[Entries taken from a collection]
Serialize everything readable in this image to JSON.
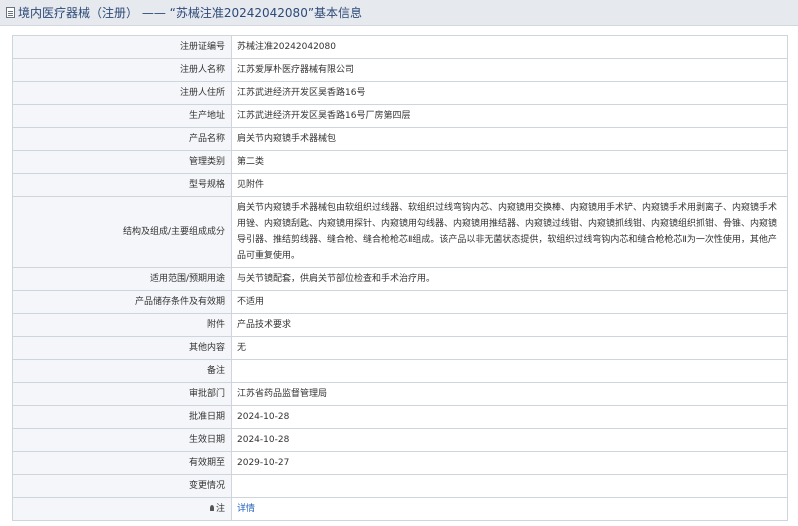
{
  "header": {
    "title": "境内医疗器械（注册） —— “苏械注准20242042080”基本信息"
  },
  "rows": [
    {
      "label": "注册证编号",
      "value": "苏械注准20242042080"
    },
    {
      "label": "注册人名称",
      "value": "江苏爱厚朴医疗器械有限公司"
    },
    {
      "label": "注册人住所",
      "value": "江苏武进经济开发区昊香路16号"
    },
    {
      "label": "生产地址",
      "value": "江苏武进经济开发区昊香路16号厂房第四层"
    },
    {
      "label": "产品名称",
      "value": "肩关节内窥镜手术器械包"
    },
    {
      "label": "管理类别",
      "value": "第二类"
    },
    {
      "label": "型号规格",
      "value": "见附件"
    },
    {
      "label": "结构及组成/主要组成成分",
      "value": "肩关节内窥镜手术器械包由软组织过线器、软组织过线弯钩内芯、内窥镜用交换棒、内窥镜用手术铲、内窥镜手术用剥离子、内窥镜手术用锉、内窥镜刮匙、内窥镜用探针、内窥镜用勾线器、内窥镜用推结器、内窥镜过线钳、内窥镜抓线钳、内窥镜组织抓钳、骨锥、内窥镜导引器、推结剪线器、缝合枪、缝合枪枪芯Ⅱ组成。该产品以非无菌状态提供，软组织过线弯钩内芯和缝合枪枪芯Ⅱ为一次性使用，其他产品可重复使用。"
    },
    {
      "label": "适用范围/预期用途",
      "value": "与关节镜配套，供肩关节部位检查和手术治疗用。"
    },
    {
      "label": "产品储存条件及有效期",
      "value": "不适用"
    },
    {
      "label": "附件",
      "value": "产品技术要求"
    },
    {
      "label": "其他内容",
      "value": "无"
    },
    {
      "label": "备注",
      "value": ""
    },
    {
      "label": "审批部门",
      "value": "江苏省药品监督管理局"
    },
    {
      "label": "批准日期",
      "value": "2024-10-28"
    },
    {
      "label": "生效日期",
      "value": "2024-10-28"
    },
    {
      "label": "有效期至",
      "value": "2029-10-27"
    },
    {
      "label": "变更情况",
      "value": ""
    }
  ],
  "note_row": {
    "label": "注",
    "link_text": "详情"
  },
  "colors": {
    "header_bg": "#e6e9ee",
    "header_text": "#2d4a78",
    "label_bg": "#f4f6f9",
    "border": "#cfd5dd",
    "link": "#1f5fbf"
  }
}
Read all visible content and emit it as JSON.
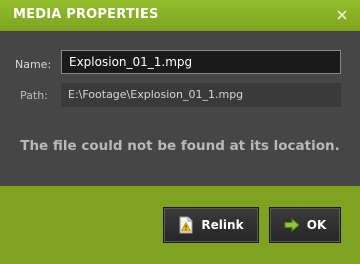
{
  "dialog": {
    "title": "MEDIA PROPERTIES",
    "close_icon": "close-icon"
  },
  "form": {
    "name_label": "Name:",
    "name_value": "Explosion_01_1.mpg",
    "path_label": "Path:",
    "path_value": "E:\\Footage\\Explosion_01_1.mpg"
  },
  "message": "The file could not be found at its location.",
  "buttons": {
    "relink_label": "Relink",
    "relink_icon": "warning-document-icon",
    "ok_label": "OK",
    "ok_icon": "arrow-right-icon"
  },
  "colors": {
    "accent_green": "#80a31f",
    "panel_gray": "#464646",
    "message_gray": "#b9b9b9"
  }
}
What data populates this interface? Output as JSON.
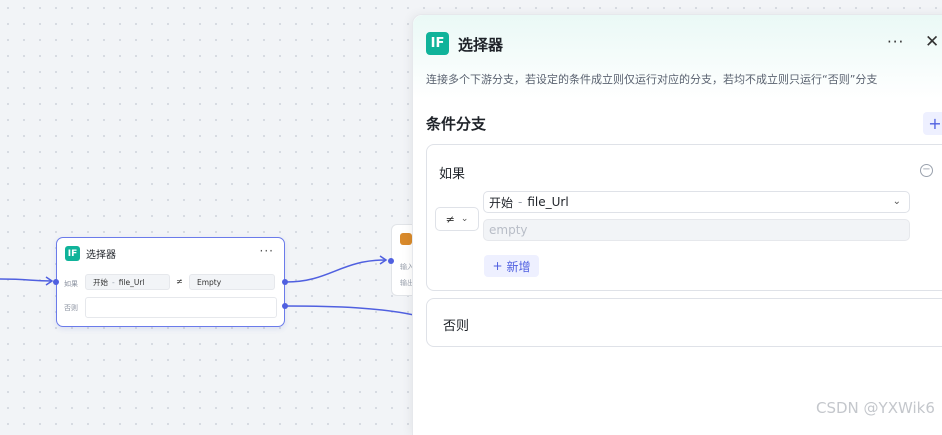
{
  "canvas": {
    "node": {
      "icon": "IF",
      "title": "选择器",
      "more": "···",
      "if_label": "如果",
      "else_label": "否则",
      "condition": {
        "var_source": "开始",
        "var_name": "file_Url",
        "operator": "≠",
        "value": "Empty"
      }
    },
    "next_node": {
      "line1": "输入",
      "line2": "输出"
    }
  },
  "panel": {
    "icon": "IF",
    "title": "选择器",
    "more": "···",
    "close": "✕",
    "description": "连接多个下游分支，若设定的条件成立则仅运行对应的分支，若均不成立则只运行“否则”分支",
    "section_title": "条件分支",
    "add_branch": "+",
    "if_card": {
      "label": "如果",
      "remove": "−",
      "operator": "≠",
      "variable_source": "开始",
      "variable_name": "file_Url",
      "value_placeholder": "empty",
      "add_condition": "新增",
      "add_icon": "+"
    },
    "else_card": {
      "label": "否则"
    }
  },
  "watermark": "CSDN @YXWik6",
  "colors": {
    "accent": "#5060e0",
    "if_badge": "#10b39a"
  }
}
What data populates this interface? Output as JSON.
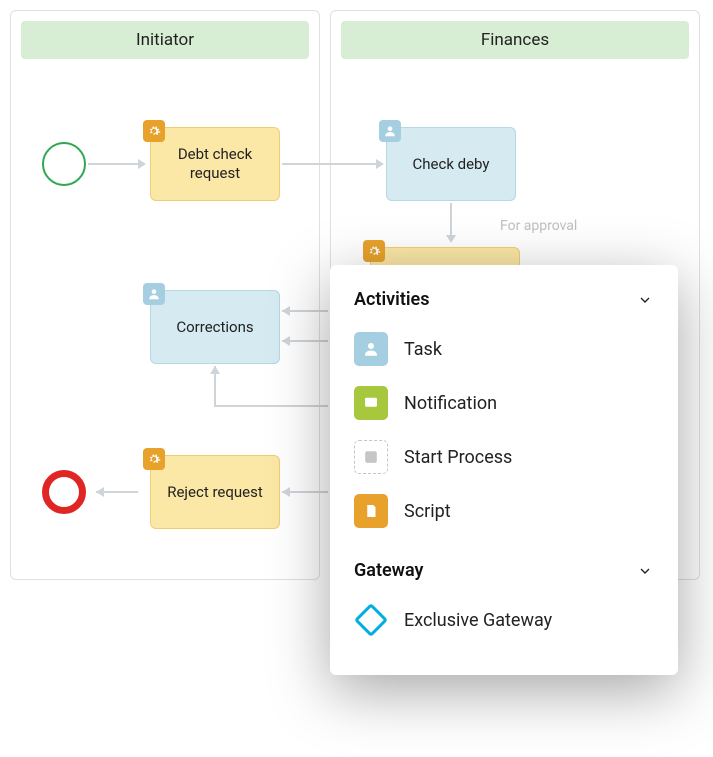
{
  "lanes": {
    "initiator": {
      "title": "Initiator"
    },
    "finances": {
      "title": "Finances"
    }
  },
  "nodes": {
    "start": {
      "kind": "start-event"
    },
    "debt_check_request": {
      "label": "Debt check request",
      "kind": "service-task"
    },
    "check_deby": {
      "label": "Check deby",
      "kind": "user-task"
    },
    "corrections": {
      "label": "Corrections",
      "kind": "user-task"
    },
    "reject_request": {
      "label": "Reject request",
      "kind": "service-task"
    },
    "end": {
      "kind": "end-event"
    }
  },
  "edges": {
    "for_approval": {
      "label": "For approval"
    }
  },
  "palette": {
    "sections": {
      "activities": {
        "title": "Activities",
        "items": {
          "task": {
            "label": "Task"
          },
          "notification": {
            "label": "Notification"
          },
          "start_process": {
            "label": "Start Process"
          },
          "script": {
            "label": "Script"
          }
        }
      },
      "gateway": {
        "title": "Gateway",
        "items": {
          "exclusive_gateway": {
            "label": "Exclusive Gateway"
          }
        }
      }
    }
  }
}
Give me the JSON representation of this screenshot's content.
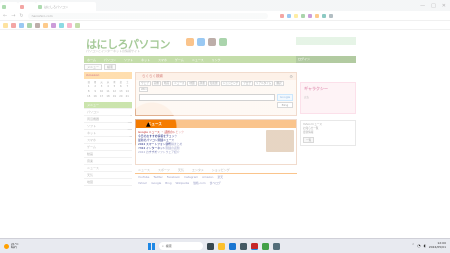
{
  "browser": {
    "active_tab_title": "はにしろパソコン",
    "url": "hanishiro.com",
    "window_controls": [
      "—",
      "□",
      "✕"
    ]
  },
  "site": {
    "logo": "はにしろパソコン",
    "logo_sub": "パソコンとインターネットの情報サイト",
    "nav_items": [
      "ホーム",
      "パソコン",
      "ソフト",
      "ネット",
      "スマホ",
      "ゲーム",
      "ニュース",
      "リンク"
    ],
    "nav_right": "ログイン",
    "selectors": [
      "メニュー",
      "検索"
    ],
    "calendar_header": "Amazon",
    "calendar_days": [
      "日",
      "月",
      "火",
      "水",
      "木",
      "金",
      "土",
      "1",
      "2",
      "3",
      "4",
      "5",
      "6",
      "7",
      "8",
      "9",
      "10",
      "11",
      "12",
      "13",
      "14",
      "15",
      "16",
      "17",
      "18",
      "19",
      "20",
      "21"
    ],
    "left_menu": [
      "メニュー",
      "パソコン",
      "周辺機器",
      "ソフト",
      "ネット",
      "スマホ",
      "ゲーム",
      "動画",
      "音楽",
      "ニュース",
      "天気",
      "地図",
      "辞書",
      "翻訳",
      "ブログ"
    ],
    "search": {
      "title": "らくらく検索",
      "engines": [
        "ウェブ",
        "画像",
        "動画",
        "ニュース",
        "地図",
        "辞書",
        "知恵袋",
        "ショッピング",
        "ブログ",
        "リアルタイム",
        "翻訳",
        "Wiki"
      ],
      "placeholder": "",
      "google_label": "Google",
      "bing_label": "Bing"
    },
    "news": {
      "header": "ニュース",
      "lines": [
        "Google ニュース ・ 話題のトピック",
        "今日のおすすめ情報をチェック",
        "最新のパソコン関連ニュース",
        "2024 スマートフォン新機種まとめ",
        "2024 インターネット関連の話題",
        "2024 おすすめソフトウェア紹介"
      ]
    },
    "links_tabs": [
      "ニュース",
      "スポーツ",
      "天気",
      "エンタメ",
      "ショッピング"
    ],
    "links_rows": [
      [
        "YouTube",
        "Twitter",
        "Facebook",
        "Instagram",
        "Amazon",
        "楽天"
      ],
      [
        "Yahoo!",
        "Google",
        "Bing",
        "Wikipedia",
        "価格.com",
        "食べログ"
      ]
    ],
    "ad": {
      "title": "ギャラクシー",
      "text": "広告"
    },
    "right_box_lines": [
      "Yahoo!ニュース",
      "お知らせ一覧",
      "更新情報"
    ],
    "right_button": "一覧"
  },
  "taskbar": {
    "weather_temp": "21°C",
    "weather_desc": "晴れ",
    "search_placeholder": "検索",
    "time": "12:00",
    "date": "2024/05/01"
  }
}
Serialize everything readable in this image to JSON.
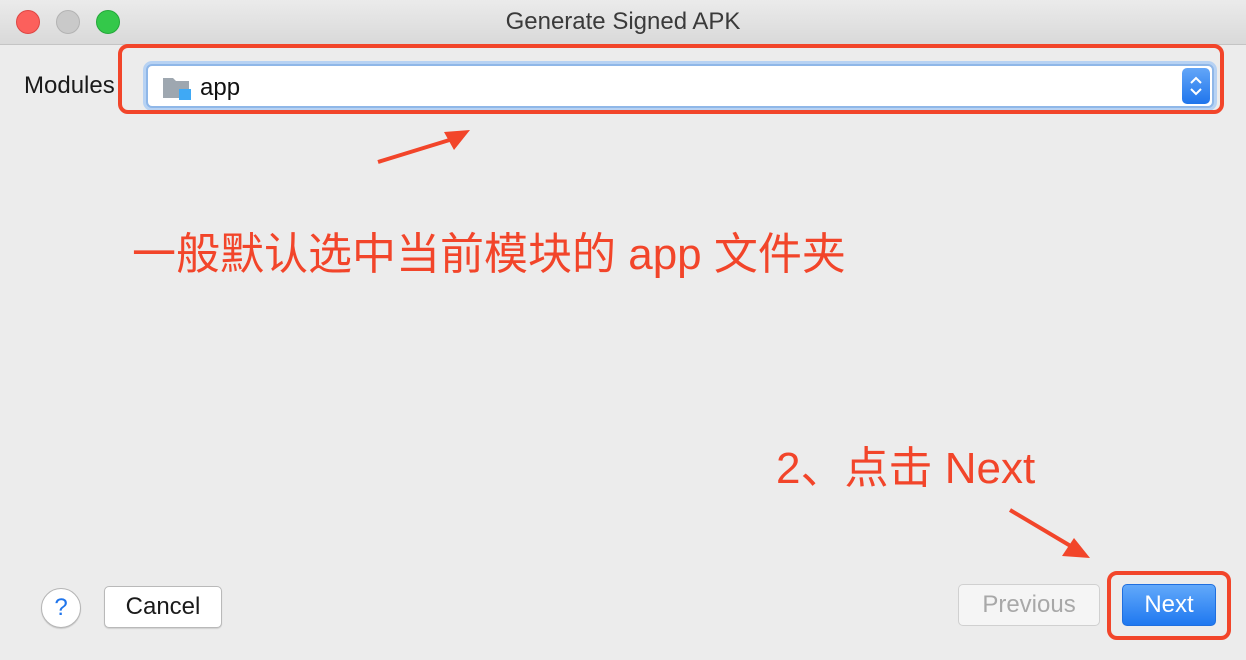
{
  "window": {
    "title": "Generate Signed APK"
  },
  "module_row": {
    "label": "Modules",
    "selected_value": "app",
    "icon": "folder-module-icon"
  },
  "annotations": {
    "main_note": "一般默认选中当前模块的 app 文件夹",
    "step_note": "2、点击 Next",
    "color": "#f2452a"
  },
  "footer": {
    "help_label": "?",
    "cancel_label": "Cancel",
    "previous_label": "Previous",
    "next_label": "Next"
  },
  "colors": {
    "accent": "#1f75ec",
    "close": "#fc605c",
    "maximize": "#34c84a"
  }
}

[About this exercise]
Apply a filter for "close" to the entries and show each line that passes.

[Answer below]
    "close_icon": "close-icon"
    "close": "✕",
    "close": "#fc605c",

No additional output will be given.